Items from an interface collection:
+---+

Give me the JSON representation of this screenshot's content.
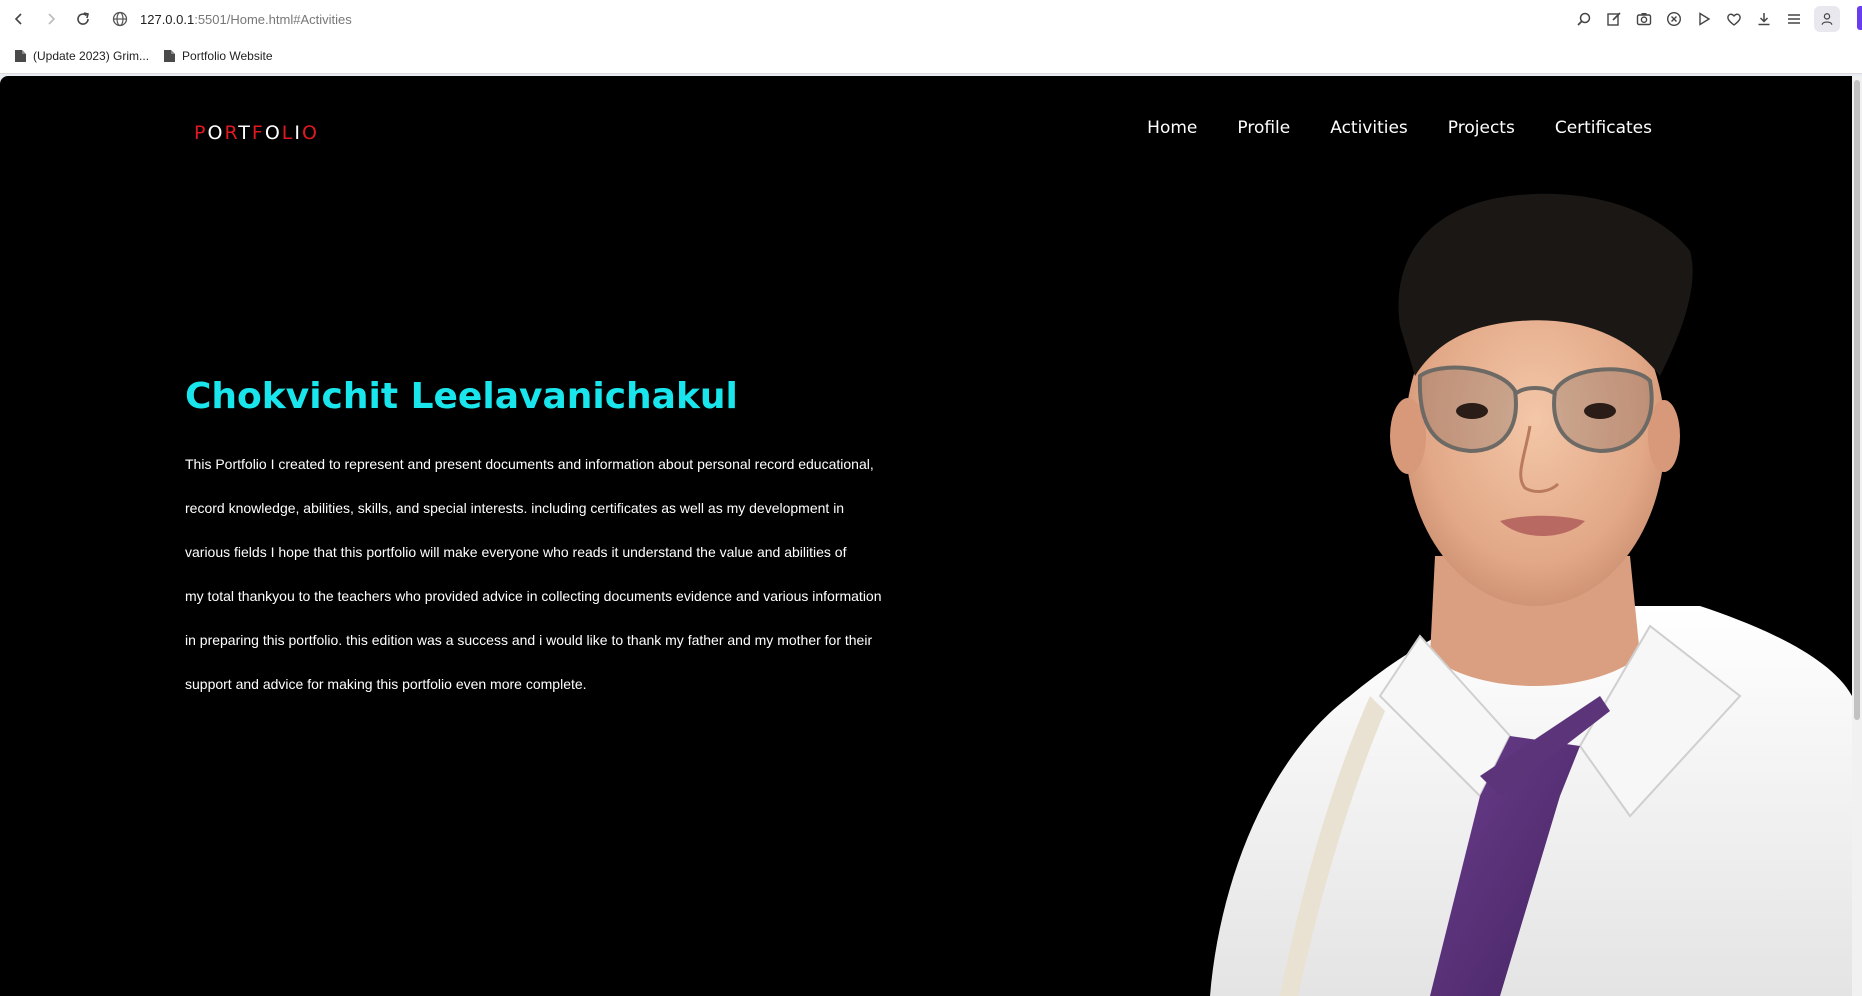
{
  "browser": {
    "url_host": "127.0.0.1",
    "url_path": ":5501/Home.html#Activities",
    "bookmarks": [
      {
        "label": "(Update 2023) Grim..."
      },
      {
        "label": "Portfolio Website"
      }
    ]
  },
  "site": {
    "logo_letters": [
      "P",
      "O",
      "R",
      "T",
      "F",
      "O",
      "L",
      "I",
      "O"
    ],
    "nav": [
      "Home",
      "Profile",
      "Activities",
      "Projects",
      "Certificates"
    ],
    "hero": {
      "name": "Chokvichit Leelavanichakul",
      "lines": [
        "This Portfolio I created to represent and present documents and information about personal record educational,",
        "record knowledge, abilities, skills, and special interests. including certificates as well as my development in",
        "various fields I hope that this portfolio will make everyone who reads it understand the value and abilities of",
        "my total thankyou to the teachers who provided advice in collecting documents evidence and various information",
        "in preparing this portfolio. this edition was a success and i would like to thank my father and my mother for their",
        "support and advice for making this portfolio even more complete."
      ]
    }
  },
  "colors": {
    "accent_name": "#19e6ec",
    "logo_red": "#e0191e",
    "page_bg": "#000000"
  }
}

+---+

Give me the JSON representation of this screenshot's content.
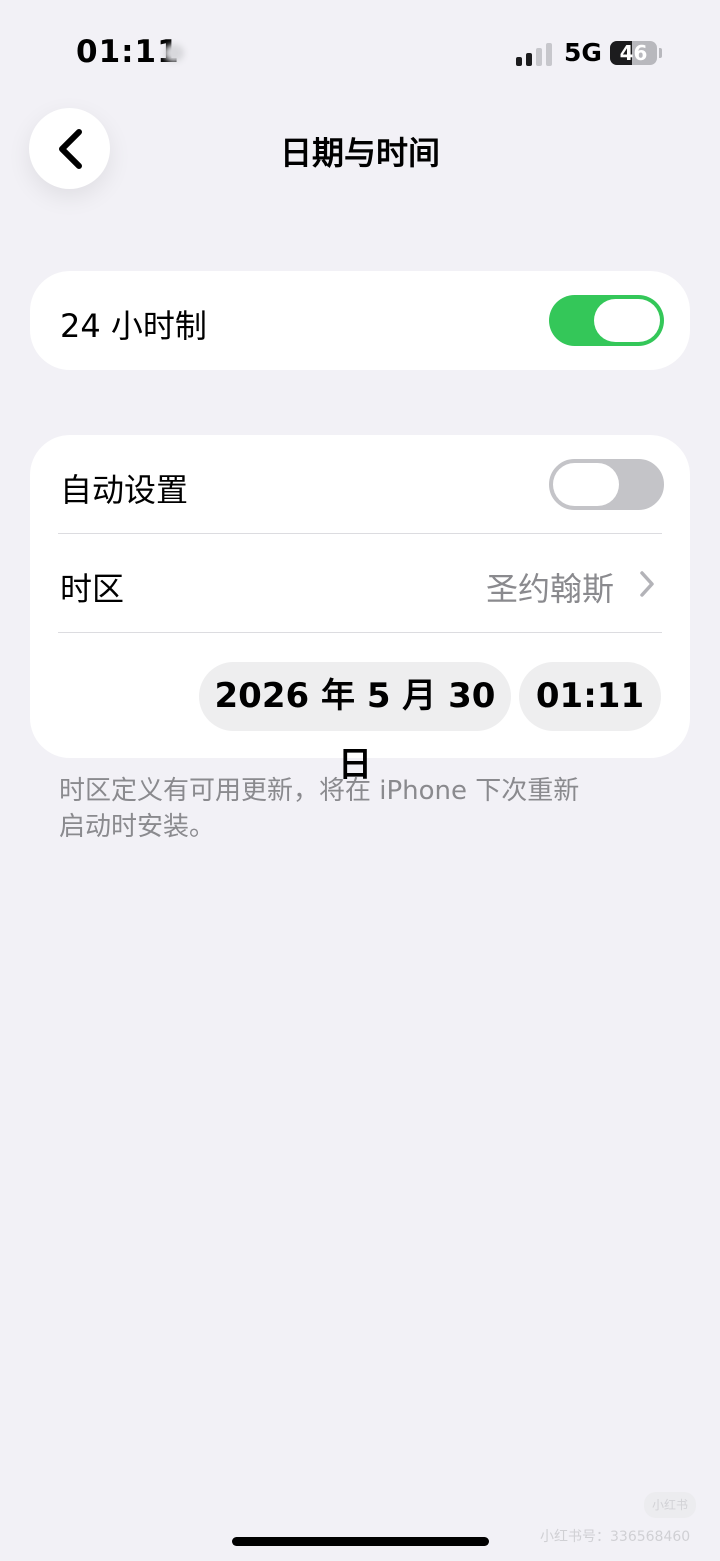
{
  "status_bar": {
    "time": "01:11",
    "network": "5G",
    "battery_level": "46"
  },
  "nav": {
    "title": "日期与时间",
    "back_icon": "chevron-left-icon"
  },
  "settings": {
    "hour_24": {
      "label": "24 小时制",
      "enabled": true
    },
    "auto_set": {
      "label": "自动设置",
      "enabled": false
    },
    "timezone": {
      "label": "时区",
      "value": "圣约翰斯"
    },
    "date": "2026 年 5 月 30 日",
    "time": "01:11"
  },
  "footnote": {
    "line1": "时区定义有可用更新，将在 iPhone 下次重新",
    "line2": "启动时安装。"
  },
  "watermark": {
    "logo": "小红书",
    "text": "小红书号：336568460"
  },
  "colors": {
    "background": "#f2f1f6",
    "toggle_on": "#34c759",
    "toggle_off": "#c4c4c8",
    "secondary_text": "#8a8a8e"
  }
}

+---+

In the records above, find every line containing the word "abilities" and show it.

        "record knowledge, abilities, skills, and special interests. including certificates as well as my development in",
        "various fields I hope that this portfolio will make everyone who reads it understand the value and abilities of",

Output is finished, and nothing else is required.